Please return every line from the entries that has the string "name" in it.
——
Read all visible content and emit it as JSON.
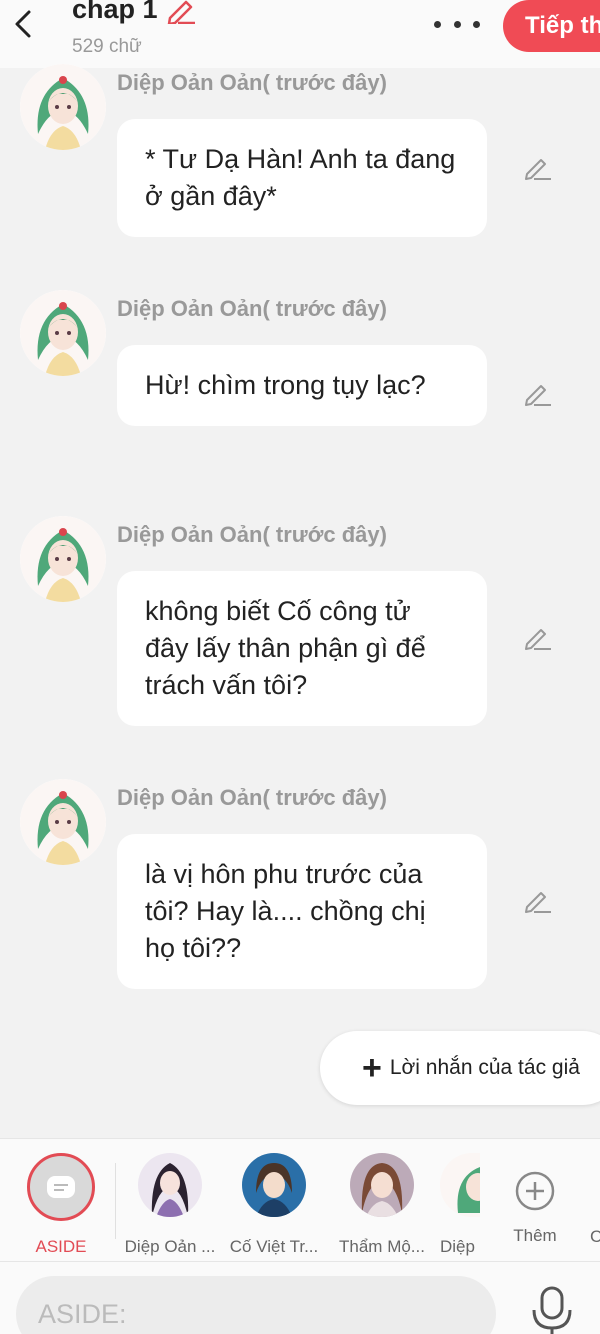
{
  "header": {
    "title": "chap 1",
    "word_count": "529 chữ",
    "continue_label": "Tiếp th"
  },
  "messages": [
    {
      "sender": "Diệp Oản Oản( trước đây)",
      "text": "* Tư Dạ Hàn! Anh ta đang ở gần đây*"
    },
    {
      "sender": "Diệp Oản Oản( trước đây)",
      "text": "Hừ! chìm trong tụy lạc?"
    },
    {
      "sender": "Diệp Oản Oản( trước đây)",
      "text": "không biết Cố công tử đây lấy thân phận gì để trách vấn tôi?"
    },
    {
      "sender": "Diệp Oản Oản( trước đây)",
      "text": "là vị hôn phu trước của tôi? Hay là.... chồng chị họ tôi??"
    }
  ],
  "author_note": {
    "label": "Lời nhắn của tác giả"
  },
  "characters": [
    {
      "name": "ASIDE"
    },
    {
      "name": "Diệp Oản ..."
    },
    {
      "name": "Cố Việt Tr..."
    },
    {
      "name": "Thẩm Mộ..."
    },
    {
      "name": "Diệp"
    },
    {
      "name": "Thêm"
    },
    {
      "name": "C"
    }
  ],
  "input": {
    "placeholder": "ASIDE:"
  },
  "colors": {
    "accent": "#f04b55",
    "bubble": "#ffffff",
    "background": "#f2f2f2"
  }
}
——
▸ **RESULT OF THIS EXERCISE**
      "name": "ASIDE"
      "name": "Diệp Oản ..."
      "name": "Cố Việt Tr..."
      "name": "Thẩm Mộ..."
      "name": "Diệp"
      "name": "Thêm"
      "name": "C"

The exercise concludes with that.